Although this spirited pictorial retelling of the life story of Sidonie-Gabrielle Colette contains no revelations, as written by this French journalist it is more enjoyable to read than previous biographies. Of particular appeal are the 488 illustrations (30 in color) of the blonde, green-eyed, long-haired beauty who became the outstanding French woman writer of this century. Delightful photographs, drawings and cartoons depict Colette's family, friends and houses, her appearance as a child, as a young woman, as music hall performer, nude, in a contemplative mood, expressing her ambivalent sexuality, as wife to three very different types of men, and as legendary lover of cats. The illustrations are well arranged and beautifully reproduced in a book of taste and charm. November 25
Of the many studies of French writer Colette that have appeared in the last decade, this volume is at once the most disappointing and the most striking. The text offers a superficial and often inane summary of Colette's progress from provincial naif to world celebrity. Readers new to Colette will come away with little sense that she was also one of the most remarkable writers of her day. The book's nearly 500 illustrations, on the other hand, capture an infinitely more complex figure than the text presents.
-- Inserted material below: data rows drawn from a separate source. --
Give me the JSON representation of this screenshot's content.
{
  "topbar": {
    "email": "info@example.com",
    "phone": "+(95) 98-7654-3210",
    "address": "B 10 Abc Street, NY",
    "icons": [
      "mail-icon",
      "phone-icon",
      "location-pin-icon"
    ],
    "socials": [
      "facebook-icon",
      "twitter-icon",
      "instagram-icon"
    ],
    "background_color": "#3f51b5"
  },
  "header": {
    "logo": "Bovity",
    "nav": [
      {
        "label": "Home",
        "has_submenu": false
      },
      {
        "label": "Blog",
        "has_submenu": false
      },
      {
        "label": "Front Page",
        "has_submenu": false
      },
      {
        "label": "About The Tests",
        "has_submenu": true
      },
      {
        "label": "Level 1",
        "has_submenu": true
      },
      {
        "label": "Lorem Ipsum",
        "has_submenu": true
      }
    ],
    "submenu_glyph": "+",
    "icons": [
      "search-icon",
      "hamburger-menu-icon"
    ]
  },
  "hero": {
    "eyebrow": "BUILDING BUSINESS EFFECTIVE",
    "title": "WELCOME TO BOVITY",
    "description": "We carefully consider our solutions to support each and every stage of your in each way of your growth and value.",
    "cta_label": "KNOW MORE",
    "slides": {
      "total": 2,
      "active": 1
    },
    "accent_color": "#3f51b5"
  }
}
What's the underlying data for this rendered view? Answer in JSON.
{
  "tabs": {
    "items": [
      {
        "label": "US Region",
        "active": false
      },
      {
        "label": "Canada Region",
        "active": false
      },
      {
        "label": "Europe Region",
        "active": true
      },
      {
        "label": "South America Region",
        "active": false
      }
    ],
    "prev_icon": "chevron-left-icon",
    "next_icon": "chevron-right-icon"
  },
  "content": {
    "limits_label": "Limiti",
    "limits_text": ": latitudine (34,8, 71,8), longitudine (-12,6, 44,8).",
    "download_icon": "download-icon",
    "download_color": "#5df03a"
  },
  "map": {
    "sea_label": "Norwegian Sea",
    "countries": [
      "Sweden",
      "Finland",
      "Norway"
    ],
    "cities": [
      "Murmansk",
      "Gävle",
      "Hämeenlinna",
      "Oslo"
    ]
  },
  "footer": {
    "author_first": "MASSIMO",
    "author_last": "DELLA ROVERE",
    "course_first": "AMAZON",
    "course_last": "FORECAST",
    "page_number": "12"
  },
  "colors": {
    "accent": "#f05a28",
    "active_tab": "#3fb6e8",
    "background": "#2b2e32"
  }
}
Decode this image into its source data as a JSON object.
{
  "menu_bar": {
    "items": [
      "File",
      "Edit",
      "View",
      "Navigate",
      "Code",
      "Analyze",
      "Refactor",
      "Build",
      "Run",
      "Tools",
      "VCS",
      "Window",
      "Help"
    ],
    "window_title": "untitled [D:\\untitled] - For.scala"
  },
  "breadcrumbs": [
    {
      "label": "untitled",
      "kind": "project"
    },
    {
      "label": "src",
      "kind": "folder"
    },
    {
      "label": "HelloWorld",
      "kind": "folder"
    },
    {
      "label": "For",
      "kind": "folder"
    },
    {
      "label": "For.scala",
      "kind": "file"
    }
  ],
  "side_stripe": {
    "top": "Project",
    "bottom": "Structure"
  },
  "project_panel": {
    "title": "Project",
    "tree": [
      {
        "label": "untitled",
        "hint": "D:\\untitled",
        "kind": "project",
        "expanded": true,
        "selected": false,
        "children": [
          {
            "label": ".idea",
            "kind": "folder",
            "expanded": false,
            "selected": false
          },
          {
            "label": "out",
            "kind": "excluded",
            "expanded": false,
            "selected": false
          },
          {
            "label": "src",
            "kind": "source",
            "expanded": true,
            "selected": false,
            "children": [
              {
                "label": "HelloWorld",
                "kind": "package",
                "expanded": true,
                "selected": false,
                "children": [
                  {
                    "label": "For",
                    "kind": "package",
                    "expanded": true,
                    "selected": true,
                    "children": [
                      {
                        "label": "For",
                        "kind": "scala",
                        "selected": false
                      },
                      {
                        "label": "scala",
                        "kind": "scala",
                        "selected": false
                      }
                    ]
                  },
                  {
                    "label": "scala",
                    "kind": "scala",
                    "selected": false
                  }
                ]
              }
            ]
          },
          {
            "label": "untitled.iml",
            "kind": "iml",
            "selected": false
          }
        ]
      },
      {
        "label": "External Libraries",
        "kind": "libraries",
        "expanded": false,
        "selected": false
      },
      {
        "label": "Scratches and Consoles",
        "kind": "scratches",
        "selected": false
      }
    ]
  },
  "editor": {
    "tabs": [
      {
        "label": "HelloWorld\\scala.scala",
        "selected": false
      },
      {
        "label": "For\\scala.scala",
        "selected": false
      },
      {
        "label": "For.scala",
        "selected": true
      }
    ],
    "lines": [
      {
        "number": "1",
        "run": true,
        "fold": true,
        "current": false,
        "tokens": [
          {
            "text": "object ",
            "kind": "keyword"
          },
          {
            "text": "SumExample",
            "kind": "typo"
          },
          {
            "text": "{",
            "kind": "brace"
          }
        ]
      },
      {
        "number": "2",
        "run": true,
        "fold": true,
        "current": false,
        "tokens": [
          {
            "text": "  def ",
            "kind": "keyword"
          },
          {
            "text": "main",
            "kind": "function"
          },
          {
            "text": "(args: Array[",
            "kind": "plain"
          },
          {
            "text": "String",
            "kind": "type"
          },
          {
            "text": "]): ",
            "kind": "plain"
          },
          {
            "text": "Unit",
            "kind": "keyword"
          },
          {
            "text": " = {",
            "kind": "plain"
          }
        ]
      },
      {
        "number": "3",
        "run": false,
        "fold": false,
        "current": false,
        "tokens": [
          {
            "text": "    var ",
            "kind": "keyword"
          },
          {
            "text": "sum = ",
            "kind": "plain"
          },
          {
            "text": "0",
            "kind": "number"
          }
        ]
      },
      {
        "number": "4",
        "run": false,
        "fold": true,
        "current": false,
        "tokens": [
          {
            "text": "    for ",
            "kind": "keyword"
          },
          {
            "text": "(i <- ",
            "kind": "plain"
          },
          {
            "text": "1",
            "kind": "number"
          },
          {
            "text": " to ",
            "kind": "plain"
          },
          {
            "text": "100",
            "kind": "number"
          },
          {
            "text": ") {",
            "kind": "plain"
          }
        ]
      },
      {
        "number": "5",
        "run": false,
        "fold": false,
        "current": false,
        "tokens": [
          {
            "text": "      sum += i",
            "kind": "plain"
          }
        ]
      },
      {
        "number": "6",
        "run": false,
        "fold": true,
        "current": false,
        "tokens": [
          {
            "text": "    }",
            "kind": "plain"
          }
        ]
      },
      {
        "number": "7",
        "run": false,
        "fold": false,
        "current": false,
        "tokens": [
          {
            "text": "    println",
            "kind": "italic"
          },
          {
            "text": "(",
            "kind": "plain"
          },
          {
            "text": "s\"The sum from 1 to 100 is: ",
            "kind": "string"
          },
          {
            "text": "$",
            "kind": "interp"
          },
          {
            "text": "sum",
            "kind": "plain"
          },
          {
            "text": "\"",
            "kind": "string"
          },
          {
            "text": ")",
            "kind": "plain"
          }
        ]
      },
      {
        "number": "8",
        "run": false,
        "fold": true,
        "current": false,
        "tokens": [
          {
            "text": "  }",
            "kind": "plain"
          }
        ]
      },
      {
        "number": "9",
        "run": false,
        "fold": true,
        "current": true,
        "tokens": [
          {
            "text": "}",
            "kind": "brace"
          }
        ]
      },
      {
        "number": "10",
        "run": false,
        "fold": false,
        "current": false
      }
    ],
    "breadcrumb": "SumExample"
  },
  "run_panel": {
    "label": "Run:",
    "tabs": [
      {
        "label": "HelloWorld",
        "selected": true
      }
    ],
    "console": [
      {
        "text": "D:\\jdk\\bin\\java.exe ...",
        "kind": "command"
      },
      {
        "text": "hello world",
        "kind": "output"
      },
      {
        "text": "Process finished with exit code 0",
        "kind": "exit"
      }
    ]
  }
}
A sumptuous album, recommended with reservations for larger collections of literary biography and cultural history. Grover Kroger, Boise P.L., Id.